The League brings those friendships to mind. It doesn’t hold up a mirror to my fantasy football experience, or if it does, it’s of the funhouse variety. The show shares lineage with Seinfeld and It’s Always Sunny in Philadelphia in that its main characters are as lovable as rabid goats. All have endearing qualities, but all have had their souls digested by the quest for their league’s championship trophy. They’re an NFL coach’s wet dream turned nightmare: they put their teams first, and will go to any length to get an edge, social mores and general goodness be damned. (Strike the nightmare part if the coach in question is William Stephen Belichick.)
In the sixth season premiere, for instance, the gang conducts their fantasy draft in a synagogue. During a funeral. Of a league member. No matter; they press on with the draft, the deceased’s team included (“Ted would have wanted it this way,” they agree). The draft is interrupted by grieving family members, and the draft board is hurriedly stuffed into the coffin.
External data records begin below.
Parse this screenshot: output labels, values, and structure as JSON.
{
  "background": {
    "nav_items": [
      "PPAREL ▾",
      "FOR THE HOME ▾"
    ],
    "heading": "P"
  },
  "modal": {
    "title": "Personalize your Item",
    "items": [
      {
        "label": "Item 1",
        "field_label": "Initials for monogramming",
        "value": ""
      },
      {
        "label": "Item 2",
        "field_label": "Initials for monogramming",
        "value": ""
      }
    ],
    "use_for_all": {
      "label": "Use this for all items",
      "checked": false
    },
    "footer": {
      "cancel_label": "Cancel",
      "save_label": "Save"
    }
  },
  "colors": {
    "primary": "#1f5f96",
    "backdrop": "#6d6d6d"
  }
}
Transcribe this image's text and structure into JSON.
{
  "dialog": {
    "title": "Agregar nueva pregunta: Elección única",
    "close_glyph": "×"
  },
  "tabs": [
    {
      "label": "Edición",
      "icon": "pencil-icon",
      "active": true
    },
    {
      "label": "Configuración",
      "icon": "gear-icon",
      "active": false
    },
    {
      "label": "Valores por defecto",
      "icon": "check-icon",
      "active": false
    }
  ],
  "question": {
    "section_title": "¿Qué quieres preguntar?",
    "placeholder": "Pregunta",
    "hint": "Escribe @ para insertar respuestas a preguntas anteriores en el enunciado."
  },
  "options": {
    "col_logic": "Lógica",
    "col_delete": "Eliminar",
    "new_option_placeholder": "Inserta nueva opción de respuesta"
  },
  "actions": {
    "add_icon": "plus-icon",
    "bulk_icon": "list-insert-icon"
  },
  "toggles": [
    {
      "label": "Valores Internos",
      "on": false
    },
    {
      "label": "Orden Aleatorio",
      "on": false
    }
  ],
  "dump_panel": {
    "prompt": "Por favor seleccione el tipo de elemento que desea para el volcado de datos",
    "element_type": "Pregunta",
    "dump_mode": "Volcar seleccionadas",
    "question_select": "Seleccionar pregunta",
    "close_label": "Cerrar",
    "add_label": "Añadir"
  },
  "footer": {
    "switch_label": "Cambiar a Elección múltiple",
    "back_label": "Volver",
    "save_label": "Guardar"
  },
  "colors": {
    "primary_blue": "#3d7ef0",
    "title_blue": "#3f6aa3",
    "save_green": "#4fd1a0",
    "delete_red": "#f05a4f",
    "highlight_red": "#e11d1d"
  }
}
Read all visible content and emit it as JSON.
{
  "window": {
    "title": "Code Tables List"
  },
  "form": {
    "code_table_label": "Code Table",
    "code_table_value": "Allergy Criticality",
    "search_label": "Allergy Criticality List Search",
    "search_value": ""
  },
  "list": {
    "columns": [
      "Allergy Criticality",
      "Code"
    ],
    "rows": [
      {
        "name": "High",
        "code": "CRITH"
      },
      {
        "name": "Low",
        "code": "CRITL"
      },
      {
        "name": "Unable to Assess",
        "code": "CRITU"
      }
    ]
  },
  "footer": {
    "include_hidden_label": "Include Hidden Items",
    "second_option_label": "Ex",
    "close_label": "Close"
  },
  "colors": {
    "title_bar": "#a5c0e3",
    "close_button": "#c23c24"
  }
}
A redraft is out of the question, as each owner wants very badly to maintain his or her current roster, and the chase is on to recover the document of record from a pinewood box destined for dirt. Hilarity ensues.
It isn’t the highest of brows, nor does it have to be. On Wednesday night, I just wanted to kick back and enjoy some vicarious life. So I watched The League, and I laughed and I smiled, and before you know it, my crap day was gone. The show brought perspective. All the stuff that happened still happened, but it didn’t matter quite so much anymore. I was looking forward to setting my week’s lineup. I was happier. I was enjoying myself. I was doing what I reckon we should try to do while alive.
It’s a powerful thing, no? The idea that a 22-minute television program can change the course of 24 hours? That’s what happened to me. Down turned to up, frown turned to smile, and red turned to black. And it was thanks, if in a roundabout way, to fantasy football. Our imaginations tend to atrophy as we get older, but thanks to football or LARPing or whatever else, we can still escape into a fantasy world.